Extracted records
· · ·

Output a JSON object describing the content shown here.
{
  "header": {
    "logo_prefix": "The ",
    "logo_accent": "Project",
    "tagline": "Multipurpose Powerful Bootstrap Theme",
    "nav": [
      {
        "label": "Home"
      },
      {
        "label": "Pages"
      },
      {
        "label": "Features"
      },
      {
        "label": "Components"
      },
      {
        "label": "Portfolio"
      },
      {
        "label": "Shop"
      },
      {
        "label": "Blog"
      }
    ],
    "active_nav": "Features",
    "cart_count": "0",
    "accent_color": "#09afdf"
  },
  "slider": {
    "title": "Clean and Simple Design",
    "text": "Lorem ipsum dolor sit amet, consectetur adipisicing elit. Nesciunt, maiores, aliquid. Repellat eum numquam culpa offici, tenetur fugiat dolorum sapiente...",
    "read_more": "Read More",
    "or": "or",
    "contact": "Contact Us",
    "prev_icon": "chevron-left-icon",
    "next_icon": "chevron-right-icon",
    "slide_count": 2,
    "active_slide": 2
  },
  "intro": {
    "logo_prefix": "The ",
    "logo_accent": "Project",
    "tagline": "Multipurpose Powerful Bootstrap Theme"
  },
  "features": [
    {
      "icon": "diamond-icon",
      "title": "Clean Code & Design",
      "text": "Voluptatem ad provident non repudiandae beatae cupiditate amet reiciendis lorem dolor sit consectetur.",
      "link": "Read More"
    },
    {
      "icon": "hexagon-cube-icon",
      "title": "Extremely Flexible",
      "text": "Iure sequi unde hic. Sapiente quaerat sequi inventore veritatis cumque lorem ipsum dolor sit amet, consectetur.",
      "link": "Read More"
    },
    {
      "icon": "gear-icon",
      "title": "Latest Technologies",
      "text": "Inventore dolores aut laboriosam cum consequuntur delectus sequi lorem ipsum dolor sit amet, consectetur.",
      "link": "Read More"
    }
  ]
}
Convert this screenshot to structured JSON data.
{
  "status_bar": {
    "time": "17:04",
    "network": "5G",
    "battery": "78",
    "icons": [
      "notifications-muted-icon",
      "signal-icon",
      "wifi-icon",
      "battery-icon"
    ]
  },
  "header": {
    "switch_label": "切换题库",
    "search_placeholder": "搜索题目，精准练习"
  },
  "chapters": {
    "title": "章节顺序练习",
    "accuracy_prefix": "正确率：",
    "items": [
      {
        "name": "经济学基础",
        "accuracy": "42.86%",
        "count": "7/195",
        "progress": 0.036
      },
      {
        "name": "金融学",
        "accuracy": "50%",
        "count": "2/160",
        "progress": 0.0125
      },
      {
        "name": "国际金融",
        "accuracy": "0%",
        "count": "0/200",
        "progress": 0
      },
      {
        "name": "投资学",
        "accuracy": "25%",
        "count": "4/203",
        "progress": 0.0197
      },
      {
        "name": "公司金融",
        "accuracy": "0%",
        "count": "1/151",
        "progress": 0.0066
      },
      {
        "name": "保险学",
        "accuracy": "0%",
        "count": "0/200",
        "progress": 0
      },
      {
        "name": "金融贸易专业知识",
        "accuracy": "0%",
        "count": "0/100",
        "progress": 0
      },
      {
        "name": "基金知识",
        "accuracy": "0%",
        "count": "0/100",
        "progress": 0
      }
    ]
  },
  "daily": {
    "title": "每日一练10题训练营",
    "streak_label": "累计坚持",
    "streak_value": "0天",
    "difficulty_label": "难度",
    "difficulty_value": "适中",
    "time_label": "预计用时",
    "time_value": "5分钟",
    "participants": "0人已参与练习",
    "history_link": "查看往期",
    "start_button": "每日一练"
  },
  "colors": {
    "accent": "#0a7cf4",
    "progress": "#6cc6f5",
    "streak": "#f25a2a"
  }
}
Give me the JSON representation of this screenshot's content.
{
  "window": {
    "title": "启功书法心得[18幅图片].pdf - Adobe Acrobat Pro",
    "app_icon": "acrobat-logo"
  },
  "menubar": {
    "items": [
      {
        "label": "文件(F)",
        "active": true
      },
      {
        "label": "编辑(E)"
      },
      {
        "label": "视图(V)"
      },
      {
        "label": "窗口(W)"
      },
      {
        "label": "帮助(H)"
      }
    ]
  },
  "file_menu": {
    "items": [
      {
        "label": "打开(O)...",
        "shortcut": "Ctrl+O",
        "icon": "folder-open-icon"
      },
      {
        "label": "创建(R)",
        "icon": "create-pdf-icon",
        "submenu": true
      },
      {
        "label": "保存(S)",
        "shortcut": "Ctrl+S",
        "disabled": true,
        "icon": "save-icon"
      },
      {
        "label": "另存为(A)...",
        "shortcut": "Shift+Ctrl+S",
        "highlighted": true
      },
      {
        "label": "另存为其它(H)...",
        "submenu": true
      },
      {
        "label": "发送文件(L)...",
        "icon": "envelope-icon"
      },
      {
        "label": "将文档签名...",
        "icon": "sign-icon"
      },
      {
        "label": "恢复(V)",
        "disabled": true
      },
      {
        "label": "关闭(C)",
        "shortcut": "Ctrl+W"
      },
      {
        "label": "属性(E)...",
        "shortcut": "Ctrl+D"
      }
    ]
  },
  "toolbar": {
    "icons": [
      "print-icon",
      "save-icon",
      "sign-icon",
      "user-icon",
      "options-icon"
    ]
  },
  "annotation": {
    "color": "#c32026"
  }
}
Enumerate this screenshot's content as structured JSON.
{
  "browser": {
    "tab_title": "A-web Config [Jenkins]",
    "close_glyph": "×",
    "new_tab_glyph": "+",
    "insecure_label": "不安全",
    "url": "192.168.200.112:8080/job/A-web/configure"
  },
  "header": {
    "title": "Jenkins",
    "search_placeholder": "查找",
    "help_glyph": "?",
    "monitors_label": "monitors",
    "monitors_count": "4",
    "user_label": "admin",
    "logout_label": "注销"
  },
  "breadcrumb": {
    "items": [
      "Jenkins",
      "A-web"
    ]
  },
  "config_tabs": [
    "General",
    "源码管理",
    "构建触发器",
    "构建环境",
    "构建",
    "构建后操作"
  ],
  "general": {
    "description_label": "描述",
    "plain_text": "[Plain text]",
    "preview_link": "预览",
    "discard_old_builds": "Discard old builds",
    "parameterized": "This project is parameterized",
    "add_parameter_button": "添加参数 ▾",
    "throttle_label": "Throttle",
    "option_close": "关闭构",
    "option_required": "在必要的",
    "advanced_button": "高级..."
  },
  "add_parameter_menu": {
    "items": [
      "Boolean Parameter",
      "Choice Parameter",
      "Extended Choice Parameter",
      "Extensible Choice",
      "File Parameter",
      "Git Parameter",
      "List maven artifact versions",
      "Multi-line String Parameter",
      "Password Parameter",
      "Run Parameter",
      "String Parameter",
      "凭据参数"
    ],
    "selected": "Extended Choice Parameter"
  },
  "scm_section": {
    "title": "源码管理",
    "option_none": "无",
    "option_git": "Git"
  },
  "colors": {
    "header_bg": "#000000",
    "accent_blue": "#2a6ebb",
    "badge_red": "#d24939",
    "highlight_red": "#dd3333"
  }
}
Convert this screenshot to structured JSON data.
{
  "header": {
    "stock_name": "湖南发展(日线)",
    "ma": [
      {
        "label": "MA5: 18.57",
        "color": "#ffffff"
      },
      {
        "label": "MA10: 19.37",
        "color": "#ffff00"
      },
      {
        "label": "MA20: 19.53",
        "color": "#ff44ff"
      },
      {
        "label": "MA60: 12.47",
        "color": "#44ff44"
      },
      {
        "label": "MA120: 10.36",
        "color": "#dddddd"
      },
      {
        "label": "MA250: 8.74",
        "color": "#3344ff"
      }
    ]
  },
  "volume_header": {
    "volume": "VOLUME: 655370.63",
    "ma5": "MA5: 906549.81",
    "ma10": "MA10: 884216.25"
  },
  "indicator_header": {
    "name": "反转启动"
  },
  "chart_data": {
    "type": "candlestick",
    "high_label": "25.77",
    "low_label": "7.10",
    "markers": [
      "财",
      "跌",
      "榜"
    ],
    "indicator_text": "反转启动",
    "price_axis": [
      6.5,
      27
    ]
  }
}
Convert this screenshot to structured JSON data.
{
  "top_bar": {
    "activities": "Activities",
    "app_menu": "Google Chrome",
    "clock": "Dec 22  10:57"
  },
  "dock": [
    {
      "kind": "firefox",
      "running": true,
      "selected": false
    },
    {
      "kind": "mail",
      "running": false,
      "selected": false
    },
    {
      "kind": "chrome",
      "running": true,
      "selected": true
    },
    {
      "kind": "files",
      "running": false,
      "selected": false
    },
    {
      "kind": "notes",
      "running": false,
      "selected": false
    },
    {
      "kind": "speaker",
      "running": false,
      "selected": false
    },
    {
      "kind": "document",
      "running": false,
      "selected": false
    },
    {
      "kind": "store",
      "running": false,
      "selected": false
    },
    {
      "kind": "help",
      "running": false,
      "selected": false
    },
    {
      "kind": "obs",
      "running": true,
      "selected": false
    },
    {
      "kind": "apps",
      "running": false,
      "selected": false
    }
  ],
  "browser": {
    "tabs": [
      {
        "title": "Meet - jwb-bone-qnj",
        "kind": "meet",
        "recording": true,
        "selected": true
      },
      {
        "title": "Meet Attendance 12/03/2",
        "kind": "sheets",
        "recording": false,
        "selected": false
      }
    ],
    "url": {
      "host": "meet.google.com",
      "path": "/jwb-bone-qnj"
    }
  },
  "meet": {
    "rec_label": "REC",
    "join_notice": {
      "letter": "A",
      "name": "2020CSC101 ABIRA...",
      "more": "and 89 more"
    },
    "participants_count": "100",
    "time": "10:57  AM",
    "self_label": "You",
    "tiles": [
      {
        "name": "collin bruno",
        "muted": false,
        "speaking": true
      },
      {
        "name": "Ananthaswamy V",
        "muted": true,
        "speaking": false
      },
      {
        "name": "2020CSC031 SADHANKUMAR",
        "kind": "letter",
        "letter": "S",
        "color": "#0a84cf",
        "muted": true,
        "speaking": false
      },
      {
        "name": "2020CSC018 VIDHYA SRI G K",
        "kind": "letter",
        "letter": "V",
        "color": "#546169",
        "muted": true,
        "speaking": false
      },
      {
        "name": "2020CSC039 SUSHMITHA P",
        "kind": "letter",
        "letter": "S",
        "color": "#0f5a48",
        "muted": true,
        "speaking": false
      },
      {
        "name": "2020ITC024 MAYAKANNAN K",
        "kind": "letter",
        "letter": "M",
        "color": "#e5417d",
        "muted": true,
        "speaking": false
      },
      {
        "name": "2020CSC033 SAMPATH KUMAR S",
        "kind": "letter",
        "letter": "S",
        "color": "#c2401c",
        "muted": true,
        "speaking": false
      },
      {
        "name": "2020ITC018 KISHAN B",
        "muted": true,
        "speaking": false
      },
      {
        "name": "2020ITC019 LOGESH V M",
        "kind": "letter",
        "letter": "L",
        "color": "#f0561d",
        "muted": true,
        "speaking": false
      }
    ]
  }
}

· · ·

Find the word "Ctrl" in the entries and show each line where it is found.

        "shortcut": "Ctrl+O",
        "shortcut": "Ctrl+S",
        "shortcut": "Shift+Ctrl+S",
        "shortcut": "Ctrl+W"
        "shortcut": "Ctrl+D"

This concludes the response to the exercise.